§ Exercise details
Scanning the entries below, copy every line that contains the word "icon".

=== Dataset ===

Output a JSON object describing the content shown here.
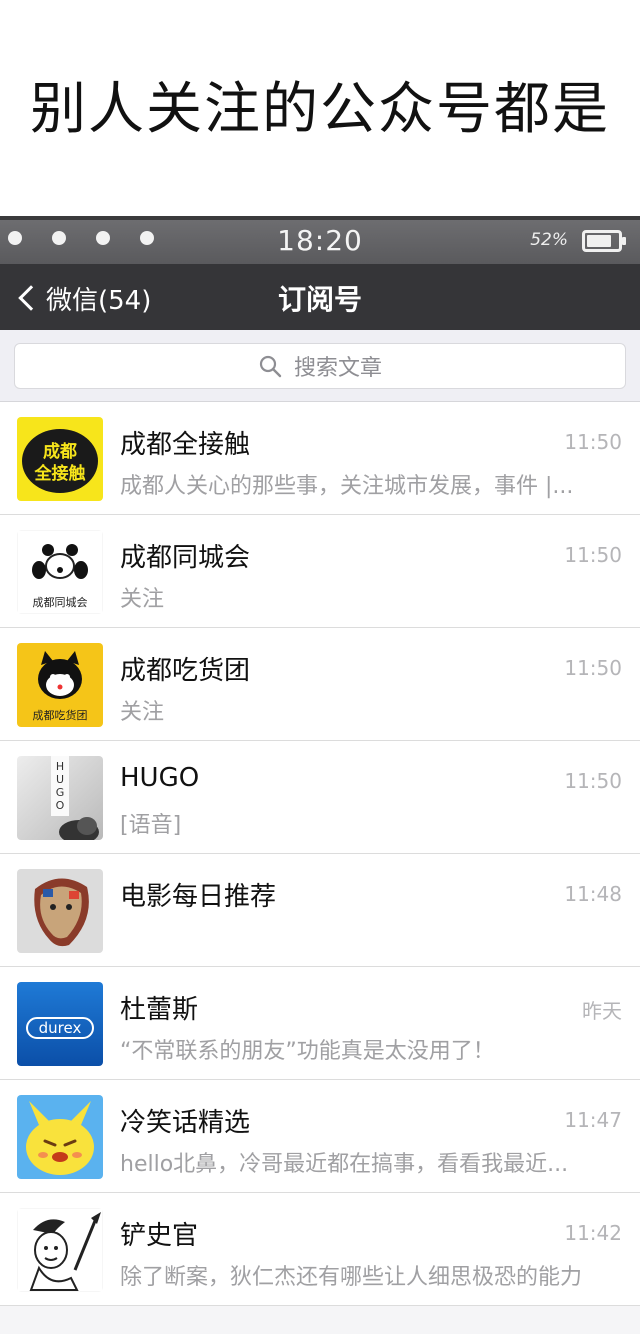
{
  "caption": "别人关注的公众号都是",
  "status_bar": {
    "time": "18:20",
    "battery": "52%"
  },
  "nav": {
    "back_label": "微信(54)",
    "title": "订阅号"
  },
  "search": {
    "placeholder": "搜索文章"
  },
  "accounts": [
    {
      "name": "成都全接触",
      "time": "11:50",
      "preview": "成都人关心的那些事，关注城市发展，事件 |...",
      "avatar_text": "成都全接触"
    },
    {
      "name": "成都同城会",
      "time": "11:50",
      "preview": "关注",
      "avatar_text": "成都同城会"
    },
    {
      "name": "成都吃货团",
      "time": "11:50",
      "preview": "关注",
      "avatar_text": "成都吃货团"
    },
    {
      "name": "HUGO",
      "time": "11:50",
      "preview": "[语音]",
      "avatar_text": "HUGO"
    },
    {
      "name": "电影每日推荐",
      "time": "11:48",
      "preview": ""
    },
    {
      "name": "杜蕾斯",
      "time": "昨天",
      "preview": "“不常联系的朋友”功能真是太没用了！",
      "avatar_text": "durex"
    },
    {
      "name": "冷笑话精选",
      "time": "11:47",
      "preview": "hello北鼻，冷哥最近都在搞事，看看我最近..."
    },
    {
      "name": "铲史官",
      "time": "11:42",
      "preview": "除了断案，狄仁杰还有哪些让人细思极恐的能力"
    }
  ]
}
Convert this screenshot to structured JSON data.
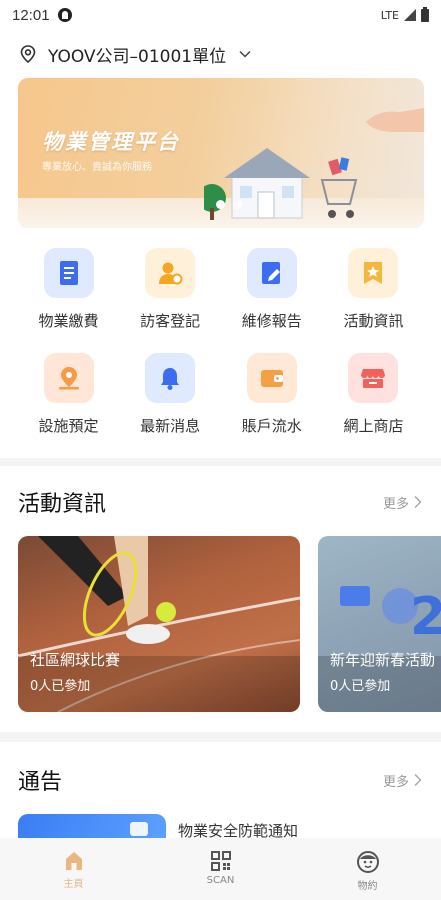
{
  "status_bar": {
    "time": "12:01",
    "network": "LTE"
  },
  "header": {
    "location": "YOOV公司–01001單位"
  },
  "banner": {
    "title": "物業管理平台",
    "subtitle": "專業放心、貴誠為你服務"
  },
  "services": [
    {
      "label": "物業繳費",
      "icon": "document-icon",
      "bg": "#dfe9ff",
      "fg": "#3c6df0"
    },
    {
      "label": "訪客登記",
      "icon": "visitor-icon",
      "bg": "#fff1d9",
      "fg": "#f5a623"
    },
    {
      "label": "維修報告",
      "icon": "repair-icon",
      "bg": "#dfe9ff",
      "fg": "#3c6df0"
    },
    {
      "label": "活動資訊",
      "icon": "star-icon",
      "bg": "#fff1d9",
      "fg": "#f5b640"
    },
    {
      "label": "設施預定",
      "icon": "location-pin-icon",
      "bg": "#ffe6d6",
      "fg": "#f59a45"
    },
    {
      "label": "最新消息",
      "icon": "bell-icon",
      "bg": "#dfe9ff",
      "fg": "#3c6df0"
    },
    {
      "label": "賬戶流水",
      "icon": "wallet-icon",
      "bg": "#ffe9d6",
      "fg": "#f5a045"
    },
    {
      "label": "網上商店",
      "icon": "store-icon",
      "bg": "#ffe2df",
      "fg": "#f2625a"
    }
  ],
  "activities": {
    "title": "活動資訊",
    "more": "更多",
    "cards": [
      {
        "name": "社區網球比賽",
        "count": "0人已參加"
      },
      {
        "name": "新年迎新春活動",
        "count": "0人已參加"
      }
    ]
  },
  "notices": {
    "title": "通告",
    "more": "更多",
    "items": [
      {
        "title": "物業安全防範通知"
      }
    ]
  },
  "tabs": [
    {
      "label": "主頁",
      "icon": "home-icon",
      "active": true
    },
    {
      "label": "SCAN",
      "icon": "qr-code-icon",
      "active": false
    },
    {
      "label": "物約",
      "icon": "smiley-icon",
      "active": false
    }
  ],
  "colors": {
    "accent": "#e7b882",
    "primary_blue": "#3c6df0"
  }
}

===

§ Expected answer
      "icon": "document-icon",
      "icon": "visitor-icon",
      "icon": "repair-icon",
      "icon": "star-icon",
      "icon": "location-pin-icon",
      "icon": "bell-icon",
      "icon": "wallet-icon",
      "icon": "store-icon",
      "icon": "home-icon",
      "icon": "qr-code-icon",
      "icon": "smiley-icon",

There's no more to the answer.